Rich Paxson

In what ways is your understanding of what God requires from religious people changing? What does it mean to be a good religious person?

My duplicity seems so ingrained that when my falsity and my awareness of it occur simultaneously, then at first I see it as someone else’s. I think, did I say that? Or, did I really just agree to that contract so deeply unfair to the workers? Why did I say no so quickly when asked to say a prayer at a social event? Do I really lack the patience just to listen to what this person is saying? Did I have to honk the horn at that young driver in the intersection. Didn’t the frightened look on her face tell me something about the impact of my impatience?

Generally, I’ve thought of myself as the one searching for God’s presence.
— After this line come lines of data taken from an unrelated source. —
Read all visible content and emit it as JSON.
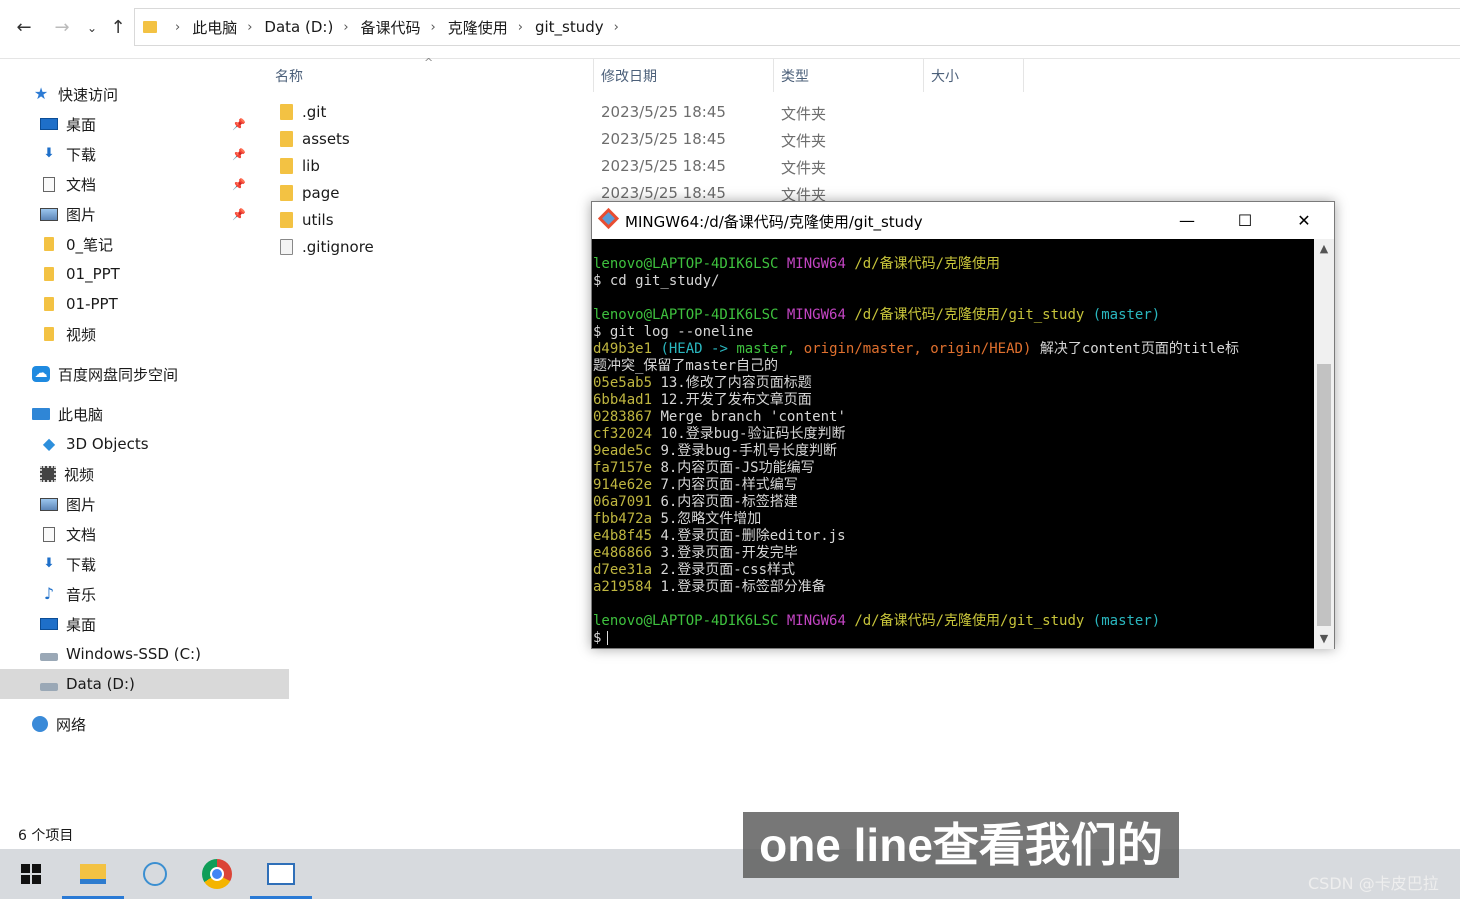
{
  "address_bar": {
    "crumbs": [
      "此电脑",
      "Data (D:)",
      "备课代码",
      "克隆使用",
      "git_study"
    ]
  },
  "sidebar": {
    "quick_access": "快速访问",
    "quick_items": [
      "桌面",
      "下载",
      "文档",
      "图片",
      "0_笔记",
      "01_PPT",
      "01-PPT",
      "视频"
    ],
    "baidu": "百度网盘同步空间",
    "this_pc": "此电脑",
    "pc_items": [
      "3D Objects",
      "视频",
      "图片",
      "文档",
      "下载",
      "音乐",
      "桌面",
      "Windows-SSD (C:)",
      "Data (D:)"
    ],
    "network": "网络"
  },
  "columns": {
    "name": "名称",
    "date": "修改日期",
    "type": "类型",
    "size": "大小"
  },
  "files": [
    {
      "name": ".git",
      "date": "2023/5/25 18:45",
      "type": "文件夹"
    },
    {
      "name": "assets",
      "date": "2023/5/25 18:45",
      "type": "文件夹"
    },
    {
      "name": "lib",
      "date": "2023/5/25 18:45",
      "type": "文件夹"
    },
    {
      "name": "page",
      "date": "2023/5/25 18:45",
      "type": "文件夹"
    },
    {
      "name": "utils",
      "date": "",
      "type": ""
    },
    {
      "name": ".gitignore",
      "date": "",
      "type": ""
    }
  ],
  "status": {
    "count": "6 个项目"
  },
  "terminal": {
    "title": "MINGW64:/d/备课代码/克隆使用/git_study",
    "prompt_user": "lenovo@LAPTOP-4DIK6LSC",
    "prompt_env": "MINGW64",
    "path1": "/d/备课代码/克隆使用",
    "path2": "/d/备课代码/克隆使用/git_study",
    "branch": "(master)",
    "cmd1": "$ cd git_study/",
    "cmd2": "$ git log --oneline",
    "head_hash": "d49b3e1",
    "head_ref_open": "(HEAD ->",
    "head_master": "master,",
    "head_origin_master": "origin/master,",
    "head_origin_head": "origin/HEAD)",
    "head_msg": "解决了content页面的title标",
    "head_msg_cont": "题冲突_保留了master自己的",
    "commits": [
      {
        "hash": "05e5ab5",
        "msg": "13.修改了内容页面标题"
      },
      {
        "hash": "6bb4ad1",
        "msg": "12.开发了发布文章页面"
      },
      {
        "hash": "0283867",
        "msg": "Merge branch 'content'"
      },
      {
        "hash": "cf32024",
        "msg": "10.登录bug-验证码长度判断"
      },
      {
        "hash": "9eade5c",
        "msg": "9.登录bug-手机号长度判断"
      },
      {
        "hash": "fa7157e",
        "msg": "8.内容页面-JS功能编写"
      },
      {
        "hash": "914e62e",
        "msg": "7.内容页面-样式编写"
      },
      {
        "hash": "06a7091",
        "msg": "6.内容页面-标签搭建"
      },
      {
        "hash": "fbb472a",
        "msg": "5.忽略文件增加"
      },
      {
        "hash": "e4b8f45",
        "msg": "4.登录页面-删除editor.js"
      },
      {
        "hash": "e486866",
        "msg": "3.登录页面-开发完毕"
      },
      {
        "hash": "d7ee31a",
        "msg": "2.登录页面-css样式"
      },
      {
        "hash": "a219584",
        "msg": "1.登录页面-标签部分准备"
      }
    ],
    "final_prompt": "$"
  },
  "subtitle": "one line查看我们的",
  "watermark": "CSDN @卡皮巴拉"
}
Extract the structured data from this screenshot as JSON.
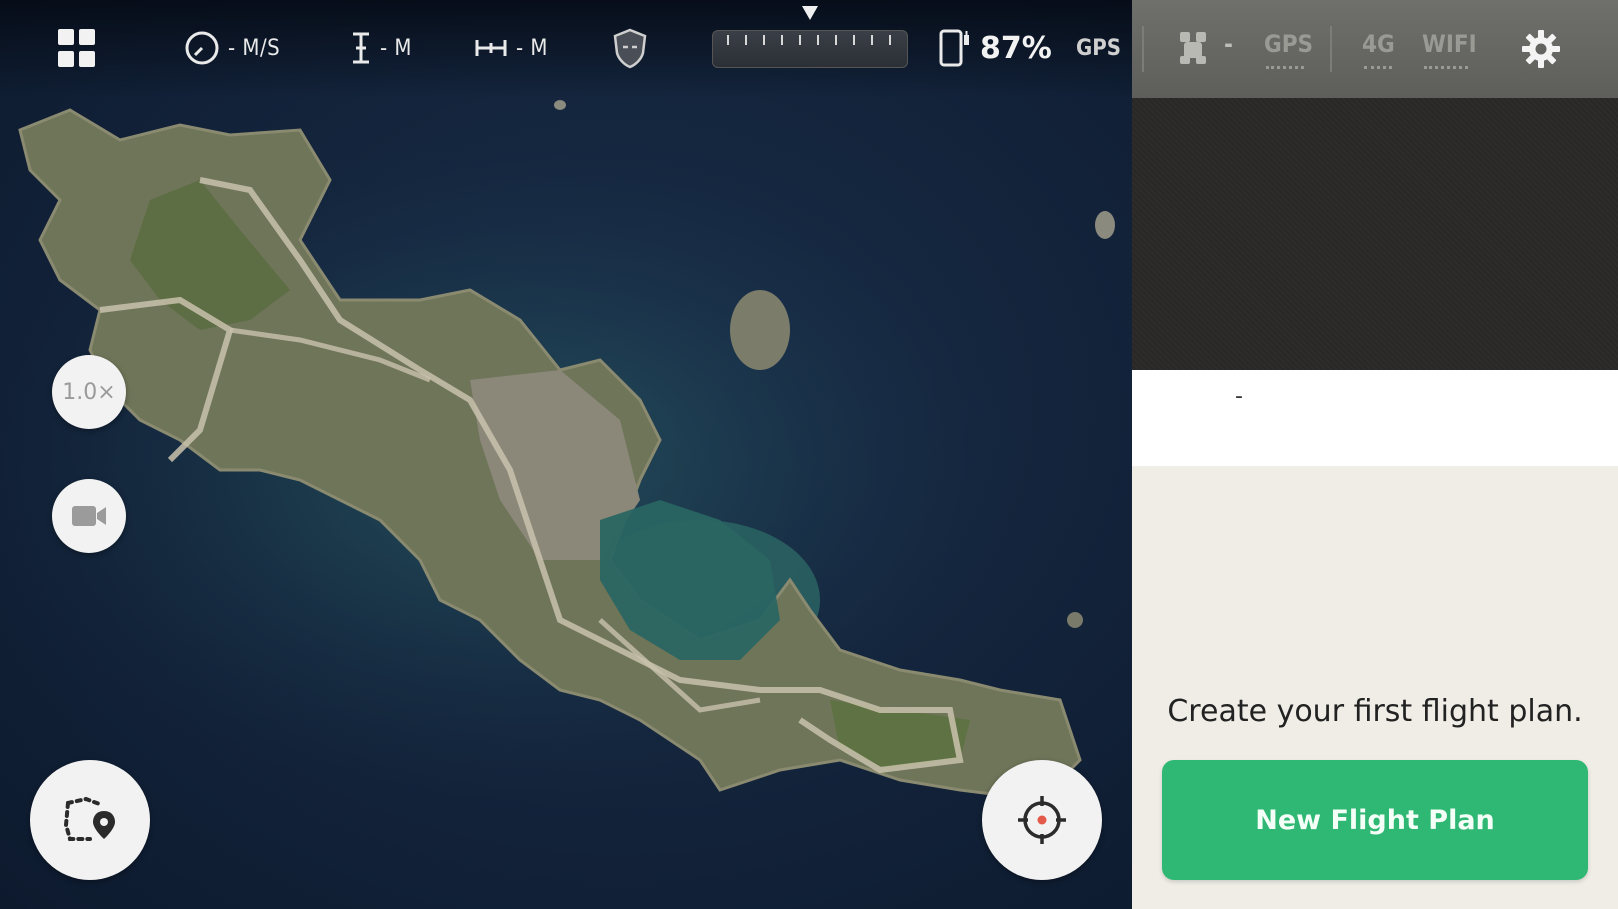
{
  "topbar": {
    "speed": "- M/S",
    "altitude": "- M",
    "distance": "- M",
    "battery": "87%",
    "gps": "GPS"
  },
  "status_panel": {
    "drone_value": "-",
    "gps": "GPS",
    "cell": "4G",
    "wifi": "WIFI"
  },
  "info": {
    "value": "-"
  },
  "map": {
    "zoom_label": "1.0×"
  },
  "flight_plan": {
    "prompt": "Create your first flight plan.",
    "button_label": "New Flight Plan"
  },
  "icons": {
    "menu": "grid-icon",
    "speed": "speedometer-icon",
    "altitude": "altitude-icon",
    "distance": "distance-icon",
    "geofence": "shield-icon",
    "phone_battery": "phone-battery-icon",
    "drone": "drone-icon",
    "settings": "gear-icon",
    "camera": "video-camera-icon",
    "flight_plan": "route-pin-icon",
    "locate": "crosshair-icon"
  },
  "colors": {
    "accent": "#2fb873",
    "panel_bg": "#efede6"
  }
}
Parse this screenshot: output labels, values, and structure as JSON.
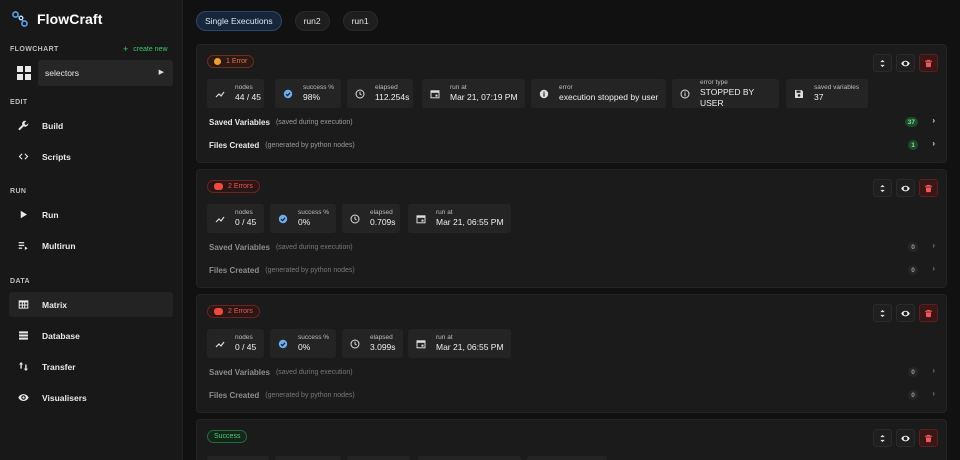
{
  "app": {
    "name": "FlowCraft"
  },
  "sidebar": {
    "flowchart_title": "FLOWCHART",
    "create_new": "create new",
    "flowchart_select": "selectors",
    "edit_title": "EDIT",
    "run_title": "RUN",
    "data_title": "DATA",
    "items": [
      {
        "label": "Build",
        "icon": "wrench-icon"
      },
      {
        "label": "Scripts",
        "icon": "code-icon"
      },
      {
        "label": "Run",
        "icon": "play-icon"
      },
      {
        "label": "Multirun",
        "icon": "list-play-icon"
      },
      {
        "label": "Matrix",
        "icon": "table-icon",
        "active": true
      },
      {
        "label": "Database",
        "icon": "database-icon"
      },
      {
        "label": "Transfer",
        "icon": "transfer-icon"
      },
      {
        "label": "Visualisers",
        "icon": "eye-icon"
      }
    ]
  },
  "tabs": [
    {
      "label": "Single Executions",
      "active": true
    },
    {
      "label": "run2"
    },
    {
      "label": "run1"
    }
  ],
  "colors": {
    "accent_green": "#3ec96a",
    "error_red": "#f05454",
    "error_orange": "#f06b4e",
    "active_tab": "#17263a"
  },
  "cards": [
    {
      "status": "1 Error",
      "stats": [
        {
          "label": "nodes",
          "value": "44 / 45",
          "icon": "trend-icon"
        },
        {
          "label": "success %",
          "value": "98%",
          "icon": "check-circle-icon"
        },
        {
          "label": "elapsed",
          "value": "112.254s",
          "icon": "clock-icon"
        },
        {
          "label": "run at",
          "value": "Mar 21, 07:19 PM",
          "icon": "calendar-icon"
        },
        {
          "label": "error",
          "value": "execution stopped by user",
          "icon": "info-icon"
        },
        {
          "label": "error type",
          "value": "STOPPED BY USER",
          "icon": "info-outline-icon"
        },
        {
          "label": "saved variables",
          "value": "37",
          "icon": "save-icon"
        }
      ],
      "saved_variables": {
        "label": "Saved Variables",
        "sub": "(saved during execution)",
        "count": "37"
      },
      "files_created": {
        "label": "Files Created",
        "sub": "(generated by python nodes)",
        "count": "1"
      }
    },
    {
      "status": "2 Errors",
      "stats": [
        {
          "label": "nodes",
          "value": "0 / 45",
          "icon": "trend-icon"
        },
        {
          "label": "success %",
          "value": "0%",
          "icon": "check-circle-icon"
        },
        {
          "label": "elapsed",
          "value": "0.709s",
          "icon": "clock-icon"
        },
        {
          "label": "run at",
          "value": "Mar 21, 06:55 PM",
          "icon": "calendar-icon"
        }
      ],
      "saved_variables": {
        "label": "Saved Variables",
        "sub": "(saved during execution)",
        "count": "0"
      },
      "files_created": {
        "label": "Files Created",
        "sub": "(generated by python nodes)",
        "count": "0"
      }
    },
    {
      "status": "2 Errors",
      "stats": [
        {
          "label": "nodes",
          "value": "0 / 45",
          "icon": "trend-icon"
        },
        {
          "label": "success %",
          "value": "0%",
          "icon": "check-circle-icon"
        },
        {
          "label": "elapsed",
          "value": "3.099s",
          "icon": "clock-icon"
        },
        {
          "label": "run at",
          "value": "Mar 21, 06:55 PM",
          "icon": "calendar-icon"
        }
      ],
      "saved_variables": {
        "label": "Saved Variables",
        "sub": "(saved during execution)",
        "count": "0"
      },
      "files_created": {
        "label": "Files Created",
        "sub": "(generated by python nodes)",
        "count": "0"
      }
    },
    {
      "status": "Success"
    }
  ]
}
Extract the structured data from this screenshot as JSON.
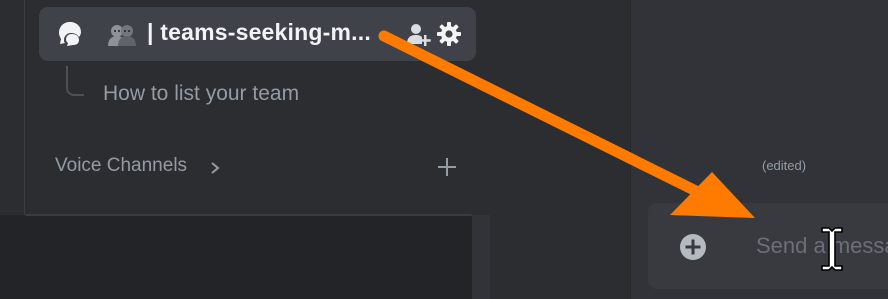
{
  "sidebar": {
    "active_channel": {
      "name": "teams-seeking-m...",
      "thread_icon": "threads-icon",
      "emoji_icon": "two-people-emoji-icon",
      "add_member_icon": "add-member-icon",
      "settings_icon": "gear-icon"
    },
    "thread": {
      "title": "How to list your team"
    },
    "voice_category": {
      "label": "Voice Channels",
      "chevron_icon": "chevron-right-icon",
      "add_icon": "plus-icon"
    }
  },
  "chat": {
    "edited_label": "(edited)",
    "composer": {
      "placeholder": "Send a message",
      "add_icon": "plus-circle-icon"
    }
  },
  "overlay": {
    "pointer": "i-beam-cursor-icon",
    "annotation": "orange-arrow",
    "annotation_color": "#ff7b00"
  },
  "colors": {
    "sidebar_bg": "#2b2d31",
    "chat_bg": "#313338",
    "active_row_bg": "#404249",
    "text_primary": "#f2f3f5",
    "text_muted": "#949ba4"
  }
}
As recently as a month ago in this Discussion Forum I wrote : “The concept of progressive revelation gives me the space to discover, to learn the dimensions of the concavity of God’s presence in my life.” A month ago I searched. Now I am beginning to discover that the quest is not mine, but belongs to the Forgiving Victim who pursues me! And I, to some rich and to all no longer a young man; I cannot yet sell all that I have and follow.

So yes, my understanding of living a good religious life is changing. I think of the parable of the coin stamped with Caesar’s image. Jesus said render unto Caesar that which is Caesar’s; and unto God that which is God’s. The enduring image stamped onto my life is not Caesar, but the image of God. What I am discovering here is how deeply the sediment of my selfish needs have buried God’s image. And yet still, the Forgiving Victim brings the quickening rains of revelation to cut first gullies and then ravines into the flatlands of my complaisance.